● **Task statement**
Work out how many lines in the entries below contain the string "thumb". Reply with that figure alone.

= Beginning of Section =

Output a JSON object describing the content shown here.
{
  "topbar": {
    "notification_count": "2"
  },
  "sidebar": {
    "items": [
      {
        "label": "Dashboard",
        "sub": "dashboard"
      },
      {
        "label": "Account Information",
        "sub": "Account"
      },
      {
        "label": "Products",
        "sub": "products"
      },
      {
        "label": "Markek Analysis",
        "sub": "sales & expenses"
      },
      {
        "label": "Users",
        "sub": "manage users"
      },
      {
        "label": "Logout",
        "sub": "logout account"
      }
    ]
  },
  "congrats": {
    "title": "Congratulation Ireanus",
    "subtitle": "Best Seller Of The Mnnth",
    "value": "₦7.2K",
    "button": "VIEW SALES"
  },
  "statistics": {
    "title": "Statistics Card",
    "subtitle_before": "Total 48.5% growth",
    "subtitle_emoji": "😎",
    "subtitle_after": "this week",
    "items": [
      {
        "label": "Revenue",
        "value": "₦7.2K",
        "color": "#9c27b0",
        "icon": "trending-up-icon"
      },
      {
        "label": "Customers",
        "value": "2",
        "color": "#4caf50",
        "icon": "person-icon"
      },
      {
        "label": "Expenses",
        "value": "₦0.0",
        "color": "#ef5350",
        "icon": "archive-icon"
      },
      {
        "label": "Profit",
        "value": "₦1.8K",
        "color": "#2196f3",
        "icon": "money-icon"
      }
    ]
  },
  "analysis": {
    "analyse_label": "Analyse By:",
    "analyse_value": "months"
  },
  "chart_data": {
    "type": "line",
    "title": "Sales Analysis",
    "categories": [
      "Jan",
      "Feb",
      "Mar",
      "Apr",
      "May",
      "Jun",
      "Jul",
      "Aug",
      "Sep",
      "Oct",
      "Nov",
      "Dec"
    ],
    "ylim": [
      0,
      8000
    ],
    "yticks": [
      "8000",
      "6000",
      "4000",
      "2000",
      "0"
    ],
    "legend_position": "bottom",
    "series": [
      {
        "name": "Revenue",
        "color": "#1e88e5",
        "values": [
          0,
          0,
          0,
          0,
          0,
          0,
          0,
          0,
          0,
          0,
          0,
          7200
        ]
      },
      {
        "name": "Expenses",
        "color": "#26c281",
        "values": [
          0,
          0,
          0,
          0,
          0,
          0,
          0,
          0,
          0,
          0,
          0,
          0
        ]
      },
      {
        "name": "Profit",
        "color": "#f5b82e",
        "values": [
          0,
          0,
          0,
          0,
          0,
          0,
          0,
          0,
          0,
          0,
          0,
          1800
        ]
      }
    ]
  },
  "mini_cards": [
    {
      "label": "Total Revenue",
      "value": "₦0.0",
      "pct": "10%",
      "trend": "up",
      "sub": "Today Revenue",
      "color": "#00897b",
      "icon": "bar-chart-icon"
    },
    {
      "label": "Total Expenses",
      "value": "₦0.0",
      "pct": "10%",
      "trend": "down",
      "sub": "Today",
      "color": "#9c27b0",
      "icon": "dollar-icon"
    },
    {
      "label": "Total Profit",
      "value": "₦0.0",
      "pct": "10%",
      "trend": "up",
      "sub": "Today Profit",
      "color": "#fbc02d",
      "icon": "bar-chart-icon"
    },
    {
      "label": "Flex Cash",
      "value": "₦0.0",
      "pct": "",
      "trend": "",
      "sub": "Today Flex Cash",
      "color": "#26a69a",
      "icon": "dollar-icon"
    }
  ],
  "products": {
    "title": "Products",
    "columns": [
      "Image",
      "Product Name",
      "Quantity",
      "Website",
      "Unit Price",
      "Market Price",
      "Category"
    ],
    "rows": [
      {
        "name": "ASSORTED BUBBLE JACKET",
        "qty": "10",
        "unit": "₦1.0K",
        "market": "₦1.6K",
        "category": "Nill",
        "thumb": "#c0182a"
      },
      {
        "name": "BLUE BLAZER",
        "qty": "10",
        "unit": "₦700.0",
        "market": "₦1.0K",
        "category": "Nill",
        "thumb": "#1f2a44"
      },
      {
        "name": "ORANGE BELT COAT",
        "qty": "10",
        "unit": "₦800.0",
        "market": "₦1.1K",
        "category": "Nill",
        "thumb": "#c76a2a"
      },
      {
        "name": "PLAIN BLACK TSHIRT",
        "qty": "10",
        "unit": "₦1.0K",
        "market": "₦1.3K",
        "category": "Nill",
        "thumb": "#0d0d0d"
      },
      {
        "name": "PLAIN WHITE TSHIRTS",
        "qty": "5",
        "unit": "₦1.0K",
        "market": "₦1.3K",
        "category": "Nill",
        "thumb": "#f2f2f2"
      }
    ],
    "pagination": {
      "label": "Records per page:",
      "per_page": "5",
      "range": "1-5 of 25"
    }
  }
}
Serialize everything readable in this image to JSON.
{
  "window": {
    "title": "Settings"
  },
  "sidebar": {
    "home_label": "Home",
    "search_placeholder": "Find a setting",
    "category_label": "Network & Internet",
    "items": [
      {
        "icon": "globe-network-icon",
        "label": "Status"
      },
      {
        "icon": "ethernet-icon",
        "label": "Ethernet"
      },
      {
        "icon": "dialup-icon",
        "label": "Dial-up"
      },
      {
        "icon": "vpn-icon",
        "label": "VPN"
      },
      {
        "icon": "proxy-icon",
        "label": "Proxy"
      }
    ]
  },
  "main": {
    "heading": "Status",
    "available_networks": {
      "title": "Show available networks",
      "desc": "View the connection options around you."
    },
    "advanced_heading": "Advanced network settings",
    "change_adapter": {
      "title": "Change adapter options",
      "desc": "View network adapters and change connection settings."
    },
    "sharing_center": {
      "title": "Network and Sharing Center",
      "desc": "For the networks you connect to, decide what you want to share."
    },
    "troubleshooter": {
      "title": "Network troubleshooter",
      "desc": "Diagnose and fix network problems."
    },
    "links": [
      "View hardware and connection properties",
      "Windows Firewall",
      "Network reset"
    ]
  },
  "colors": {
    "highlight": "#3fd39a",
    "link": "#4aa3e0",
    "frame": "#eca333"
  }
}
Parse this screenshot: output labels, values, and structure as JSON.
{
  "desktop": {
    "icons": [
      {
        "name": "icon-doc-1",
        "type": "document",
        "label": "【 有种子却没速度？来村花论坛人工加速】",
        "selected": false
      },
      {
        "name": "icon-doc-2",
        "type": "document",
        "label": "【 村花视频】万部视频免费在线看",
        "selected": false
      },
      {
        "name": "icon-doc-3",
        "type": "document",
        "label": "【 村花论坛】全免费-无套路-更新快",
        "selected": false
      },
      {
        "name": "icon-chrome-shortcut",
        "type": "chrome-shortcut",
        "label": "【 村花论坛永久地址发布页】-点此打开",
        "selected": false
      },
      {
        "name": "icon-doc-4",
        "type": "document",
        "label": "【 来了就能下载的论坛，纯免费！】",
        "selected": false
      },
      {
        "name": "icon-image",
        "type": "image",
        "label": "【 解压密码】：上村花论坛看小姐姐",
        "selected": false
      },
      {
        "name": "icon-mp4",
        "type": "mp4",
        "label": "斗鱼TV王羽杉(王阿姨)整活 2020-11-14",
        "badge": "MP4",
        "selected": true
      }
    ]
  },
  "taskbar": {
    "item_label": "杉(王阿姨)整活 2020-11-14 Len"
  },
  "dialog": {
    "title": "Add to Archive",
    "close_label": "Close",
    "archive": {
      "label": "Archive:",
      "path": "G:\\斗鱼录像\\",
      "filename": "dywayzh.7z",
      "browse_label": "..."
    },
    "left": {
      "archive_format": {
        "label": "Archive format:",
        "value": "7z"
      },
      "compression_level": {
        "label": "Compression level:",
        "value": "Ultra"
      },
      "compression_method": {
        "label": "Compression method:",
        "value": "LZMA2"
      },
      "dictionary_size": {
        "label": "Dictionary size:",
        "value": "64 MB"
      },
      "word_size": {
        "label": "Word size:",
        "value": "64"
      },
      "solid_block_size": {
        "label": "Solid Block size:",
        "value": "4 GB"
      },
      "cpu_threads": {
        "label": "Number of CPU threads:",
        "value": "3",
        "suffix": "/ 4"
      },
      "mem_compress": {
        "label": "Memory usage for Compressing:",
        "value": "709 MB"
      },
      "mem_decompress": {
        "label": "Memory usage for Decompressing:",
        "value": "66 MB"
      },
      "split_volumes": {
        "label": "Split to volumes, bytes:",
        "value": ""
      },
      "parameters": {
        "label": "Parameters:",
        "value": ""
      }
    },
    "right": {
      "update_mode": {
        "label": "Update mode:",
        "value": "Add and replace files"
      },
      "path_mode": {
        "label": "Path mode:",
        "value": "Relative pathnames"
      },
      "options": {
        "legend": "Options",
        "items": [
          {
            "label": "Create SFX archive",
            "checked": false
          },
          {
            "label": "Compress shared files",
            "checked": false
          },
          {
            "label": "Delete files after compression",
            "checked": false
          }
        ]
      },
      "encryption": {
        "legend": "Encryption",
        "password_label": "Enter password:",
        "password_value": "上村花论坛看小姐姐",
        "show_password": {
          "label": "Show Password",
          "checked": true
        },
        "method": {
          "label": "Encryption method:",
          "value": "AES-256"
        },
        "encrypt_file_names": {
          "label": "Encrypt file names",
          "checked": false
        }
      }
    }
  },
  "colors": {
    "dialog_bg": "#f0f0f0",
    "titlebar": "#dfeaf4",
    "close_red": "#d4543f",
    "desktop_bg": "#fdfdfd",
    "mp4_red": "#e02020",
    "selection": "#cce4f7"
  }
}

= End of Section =

● **Reply to the task**
5